*** Block opens ***

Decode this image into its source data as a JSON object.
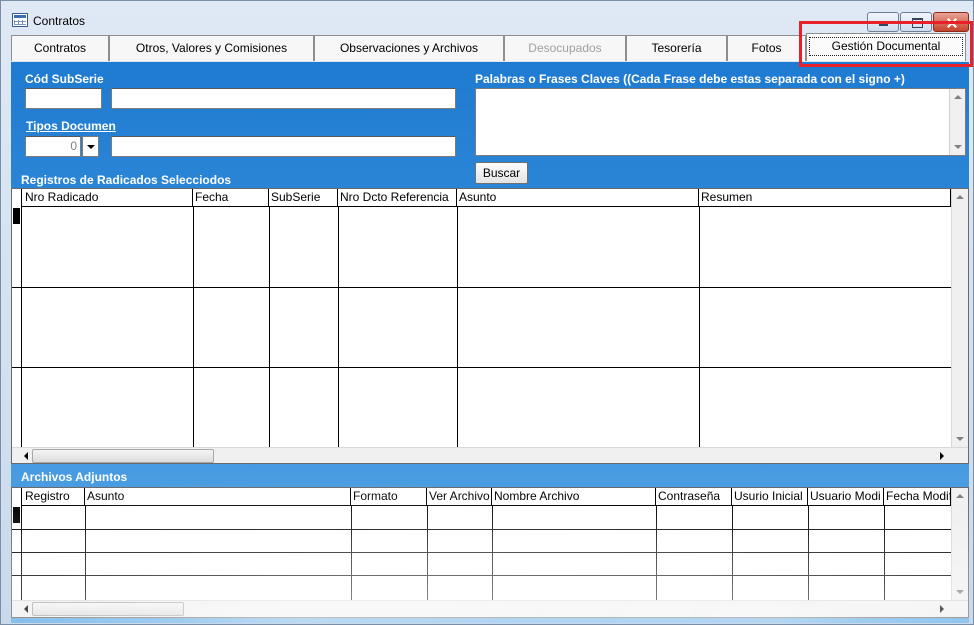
{
  "window": {
    "title": "Contratos"
  },
  "tabs": [
    {
      "label": "Contratos",
      "state": "normal"
    },
    {
      "label": "Otros, Valores y Comisiones",
      "state": "normal"
    },
    {
      "label": "Observaciones y Archivos",
      "state": "normal"
    },
    {
      "label": "Desocupados",
      "state": "disabled"
    },
    {
      "label": "Tesorería",
      "state": "normal"
    },
    {
      "label": "Fotos",
      "state": "normal"
    },
    {
      "label": "Gestión Documental",
      "state": "active"
    }
  ],
  "filters": {
    "cod_subserie_label": "Cód SubSerie",
    "cod_subserie_value": "",
    "cod_subserie_desc": "",
    "tipos_documen_label": "Tipos Documen",
    "tipos_documen_value": "0",
    "tipos_documen_desc": "",
    "keywords_label": "Palabras o Frases Claves ((Cada Frase debe estas separada con el signo +)",
    "keywords_value": "",
    "search_button": "Buscar"
  },
  "radicados": {
    "section_label": "Registros de Radicados Selecciodos",
    "columns": [
      "Nro Radicado",
      "Fecha",
      "SubSerie",
      "Nro Dcto Referencia",
      "Asunto",
      "Resumen"
    ],
    "rows": [
      [
        "",
        "",
        "",
        "",
        "",
        ""
      ],
      [
        "",
        "",
        "",
        "",
        "",
        ""
      ],
      [
        "",
        "",
        "",
        "",
        "",
        ""
      ]
    ]
  },
  "adjuntos": {
    "section_label": "Archivos Adjuntos",
    "columns": [
      "Registro",
      "Asunto",
      "Formato",
      "Ver Archivo",
      "Nombre Archivo",
      "Contraseña",
      "Usurio Inicial",
      "Usuario Modi",
      "Fecha Modif"
    ],
    "rows": [
      [
        "",
        "",
        "",
        "",
        "",
        "",
        "",
        "",
        ""
      ],
      [
        "",
        "",
        "",
        "",
        "",
        "",
        "",
        "",
        ""
      ],
      [
        "",
        "",
        "",
        "",
        "",
        "",
        "",
        "",
        ""
      ],
      [
        "",
        "",
        "",
        "",
        "",
        "",
        "",
        "",
        ""
      ]
    ]
  },
  "colors": {
    "panel": "#2f86d6",
    "highlight": "#e8202a"
  }
}
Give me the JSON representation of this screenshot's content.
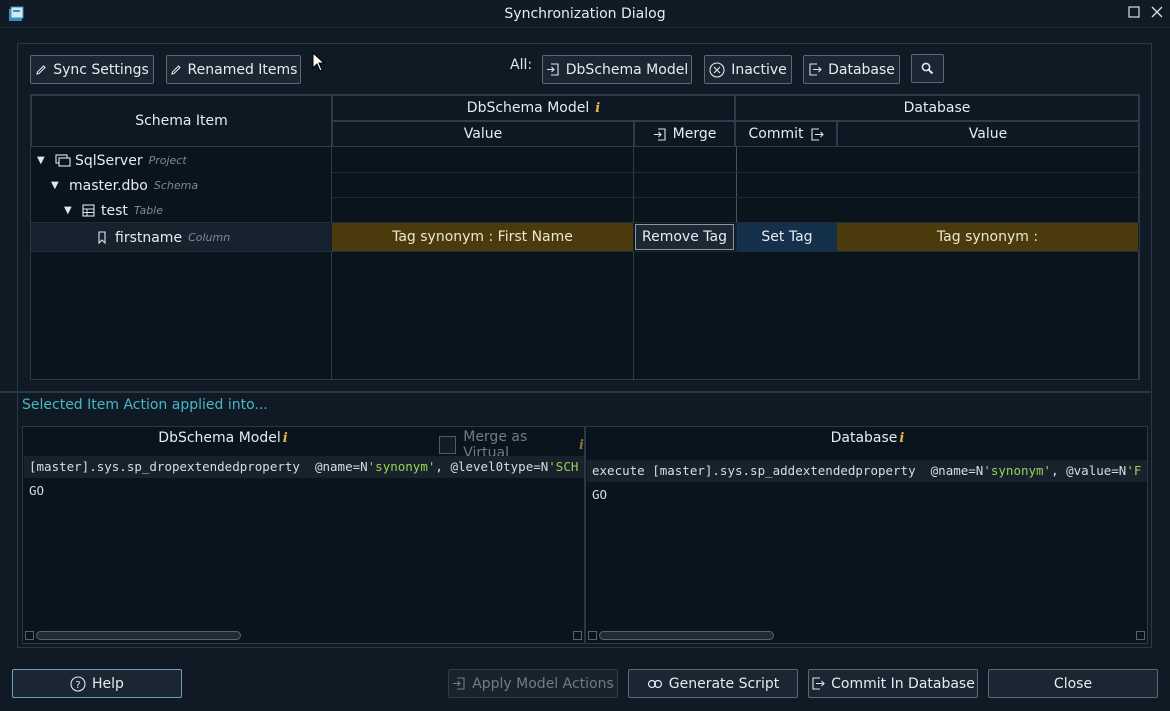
{
  "window": {
    "title": "Synchronization Dialog"
  },
  "toolbar": {
    "sync_settings_label": "Sync Settings",
    "renamed_items_label": "Renamed Items",
    "all_label": "All:",
    "dbschema_model_label": "DbSchema Model",
    "inactive_label": "Inactive",
    "database_label": "Database"
  },
  "grid": {
    "headers": {
      "schema_item": "Schema Item",
      "dbschema_model": "DbSchema Model",
      "database": "Database",
      "value_left": "Value",
      "merge": "Merge",
      "commit": "Commit",
      "value_right": "Value"
    },
    "rows": [
      {
        "name": "SqlServer",
        "type": "Project"
      },
      {
        "name": "master.dbo",
        "type": "Schema"
      },
      {
        "name": "test",
        "type": "Table"
      },
      {
        "name": "firstname",
        "type": "Column"
      }
    ],
    "selected": {
      "model_value": "Tag synonym : First Name",
      "merge_action": "Remove Tag",
      "commit_action": "Set Tag",
      "database_value": "Tag synonym :"
    }
  },
  "actions": {
    "section_label": "Selected Item Action applied into...",
    "model_pane": {
      "title": "DbSchema Model",
      "merge_virtual_label": "Merge as Virtual",
      "line1_prefix": "[master].sys.sp_dropextendedproperty  @name=N",
      "line1_str1": "'synonym'",
      "line1_mid": ", @level0type=N",
      "line1_str2": "'SCH",
      "line2": "GO"
    },
    "db_pane": {
      "title": "Database",
      "line1_prefix": "execute [master].sys.sp_addextendedproperty  @name=N",
      "line1_str1": "'synonym'",
      "line1_mid": ", @value=N",
      "line1_str2": "'F",
      "line2": "GO"
    }
  },
  "footer": {
    "help_label": "Help",
    "apply_label": "Apply Model Actions",
    "generate_label": "Generate Script",
    "commit_label": "Commit In Database",
    "close_label": "Close"
  },
  "colors": {
    "accent": "#49b6c8",
    "selected_row": "#4a3a0c",
    "string": "#9bd154",
    "info": "#e5b44a"
  }
}
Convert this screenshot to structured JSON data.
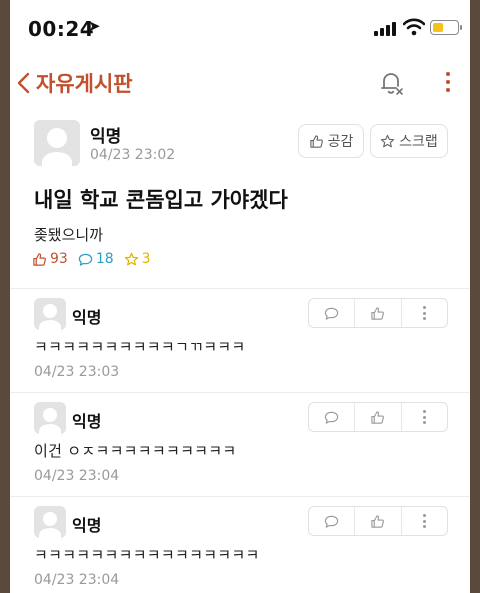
{
  "status_bar": {
    "time": "00:24",
    "battery_level": 0.45,
    "colors": {
      "battery": "#f4c21b"
    }
  },
  "nav": {
    "title": "자유게시판",
    "icons": [
      "chevron-left-icon",
      "bell-off-icon",
      "more-vertical-icon"
    ],
    "accent_color": "#c2502f"
  },
  "post": {
    "author": "익명",
    "date": "04/23 23:02",
    "like_button_label": "공감",
    "scrap_button_label": "스크랩",
    "title": "내일 학교 콘돔입고 가야겠다",
    "body": "좆됐으니까",
    "stats": {
      "likes": "93",
      "comments": "18",
      "scraps": "3"
    },
    "colors": {
      "likes": "#c2502f",
      "comments": "#2b9ec4",
      "scraps": "#e0b200"
    }
  },
  "comments": [
    {
      "author": "익명",
      "text": "ㅋㅋㅋㅋㅋㅋㅋㅋㅋㅋㄱㄲㅋㅋㅋ",
      "date": "04/23 23:03"
    },
    {
      "author": "익명",
      "text": "이건 ㅇㅈㅋㅋㅋㅋㅋㅋㅋㅋㅋㅋ",
      "date": "04/23 23:04"
    },
    {
      "author": "익명",
      "text": "ㅋㅋㅋㅋㅋㅋㅋㅋㅋㅋㅋㅋㅋㅋㅋㅋ",
      "date": "04/23 23:04"
    }
  ]
}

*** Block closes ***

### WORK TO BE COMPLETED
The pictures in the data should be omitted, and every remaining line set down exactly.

### WRITTEN SOLUTION
Decode this image into its source data as a JSON object.
{
  "window": {
    "title": "Contratos"
  },
  "tabs": [
    {
      "label": "Contratos",
      "state": "normal"
    },
    {
      "label": "Otros, Valores y Comisiones",
      "state": "normal"
    },
    {
      "label": "Observaciones y Archivos",
      "state": "normal"
    },
    {
      "label": "Desocupados",
      "state": "disabled"
    },
    {
      "label": "Tesorería",
      "state": "normal"
    },
    {
      "label": "Fotos",
      "state": "normal"
    },
    {
      "label": "Gestión Documental",
      "state": "active"
    }
  ],
  "filters": {
    "cod_subserie_label": "Cód SubSerie",
    "cod_subserie_value": "",
    "cod_subserie_desc": "",
    "tipos_documen_label": "Tipos Documen",
    "tipos_documen_value": "0",
    "tipos_documen_desc": "",
    "keywords_label": "Palabras o Frases Claves ((Cada Frase debe estas separada con el signo +)",
    "keywords_value": "",
    "search_button": "Buscar"
  },
  "radicados": {
    "section_label": "Registros de Radicados Selecciodos",
    "columns": [
      "Nro Radicado",
      "Fecha",
      "SubSerie",
      "Nro Dcto Referencia",
      "Asunto",
      "Resumen"
    ],
    "rows": [
      [
        "",
        "",
        "",
        "",
        "",
        ""
      ],
      [
        "",
        "",
        "",
        "",
        "",
        ""
      ],
      [
        "",
        "",
        "",
        "",
        "",
        ""
      ]
    ]
  },
  "adjuntos": {
    "section_label": "Archivos Adjuntos",
    "columns": [
      "Registro",
      "Asunto",
      "Formato",
      "Ver Archivo",
      "Nombre Archivo",
      "Contraseña",
      "Usurio Inicial",
      "Usuario Modi",
      "Fecha Modif"
    ],
    "rows": [
      [
        "",
        "",
        "",
        "",
        "",
        "",
        "",
        "",
        ""
      ],
      [
        "",
        "",
        "",
        "",
        "",
        "",
        "",
        "",
        ""
      ],
      [
        "",
        "",
        "",
        "",
        "",
        "",
        "",
        "",
        ""
      ],
      [
        "",
        "",
        "",
        "",
        "",
        "",
        "",
        "",
        ""
      ]
    ]
  },
  "colors": {
    "panel": "#2f86d6",
    "highlight": "#e8202a"
  }
}
Give me the JSON representation of this screenshot's content.
{
  "window": {
    "title": "Synchronization Dialog"
  },
  "toolbar": {
    "sync_settings_label": "Sync Settings",
    "renamed_items_label": "Renamed Items",
    "all_label": "All:",
    "dbschema_model_label": "DbSchema Model",
    "inactive_label": "Inactive",
    "database_label": "Database"
  },
  "grid": {
    "headers": {
      "schema_item": "Schema Item",
      "dbschema_model": "DbSchema Model",
      "database": "Database",
      "value_left": "Value",
      "merge": "Merge",
      "commit": "Commit",
      "value_right": "Value"
    },
    "rows": [
      {
        "name": "SqlServer",
        "type": "Project"
      },
      {
        "name": "master.dbo",
        "type": "Schema"
      },
      {
        "name": "test",
        "type": "Table"
      },
      {
        "name": "firstname",
        "type": "Column"
      }
    ],
    "selected": {
      "model_value": "Tag synonym : First Name",
      "merge_action": "Remove Tag",
      "commit_action": "Set Tag",
      "database_value": "Tag synonym :"
    }
  },
  "actions": {
    "section_label": "Selected Item Action applied into...",
    "model_pane": {
      "title": "DbSchema Model",
      "merge_virtual_label": "Merge as Virtual",
      "line1_prefix": "[master].sys.sp_dropextendedproperty  @name=N",
      "line1_str1": "'synonym'",
      "line1_mid": ", @level0type=N",
      "line1_str2": "'SCH",
      "line2": "GO"
    },
    "db_pane": {
      "title": "Database",
      "line1_prefix": "execute [master].sys.sp_addextendedproperty  @name=N",
      "line1_str1": "'synonym'",
      "line1_mid": ", @value=N",
      "line1_str2": "'F",
      "line2": "GO"
    }
  },
  "footer": {
    "help_label": "Help",
    "apply_label": "Apply Model Actions",
    "generate_label": "Generate Script",
    "commit_label": "Commit In Database",
    "close_label": "Close"
  },
  "colors": {
    "accent": "#49b6c8",
    "selected_row": "#4a3a0c",
    "string": "#9bd154",
    "info": "#e5b44a"
  }
}
Convert this screenshot to structured JSON data.
{
  "status_bar": {
    "time": "00:24",
    "battery_level": 0.45,
    "colors": {
      "battery": "#f4c21b"
    }
  },
  "nav": {
    "title": "자유게시판",
    "icons": [
      "chevron-left-icon",
      "bell-off-icon",
      "more-vertical-icon"
    ],
    "accent_color": "#c2502f"
  },
  "post": {
    "author": "익명",
    "date": "04/23 23:02",
    "like_button_label": "공감",
    "scrap_button_label": "스크랩",
    "title": "내일 학교 콘돔입고 가야겠다",
    "body": "좆됐으니까",
    "stats": {
      "likes": "93",
      "comments": "18",
      "scraps": "3"
    },
    "colors": {
      "likes": "#c2502f",
      "comments": "#2b9ec4",
      "scraps": "#e0b200"
    }
  },
  "comments": [
    {
      "author": "익명",
      "text": "ㅋㅋㅋㅋㅋㅋㅋㅋㅋㅋㄱㄲㅋㅋㅋ",
      "date": "04/23 23:03"
    },
    {
      "author": "익명",
      "text": "이건 ㅇㅈㅋㅋㅋㅋㅋㅋㅋㅋㅋㅋ",
      "date": "04/23 23:04"
    },
    {
      "author": "익명",
      "text": "ㅋㅋㅋㅋㅋㅋㅋㅋㅋㅋㅋㅋㅋㅋㅋㅋ",
      "date": "04/23 23:04"
    }
  ]
}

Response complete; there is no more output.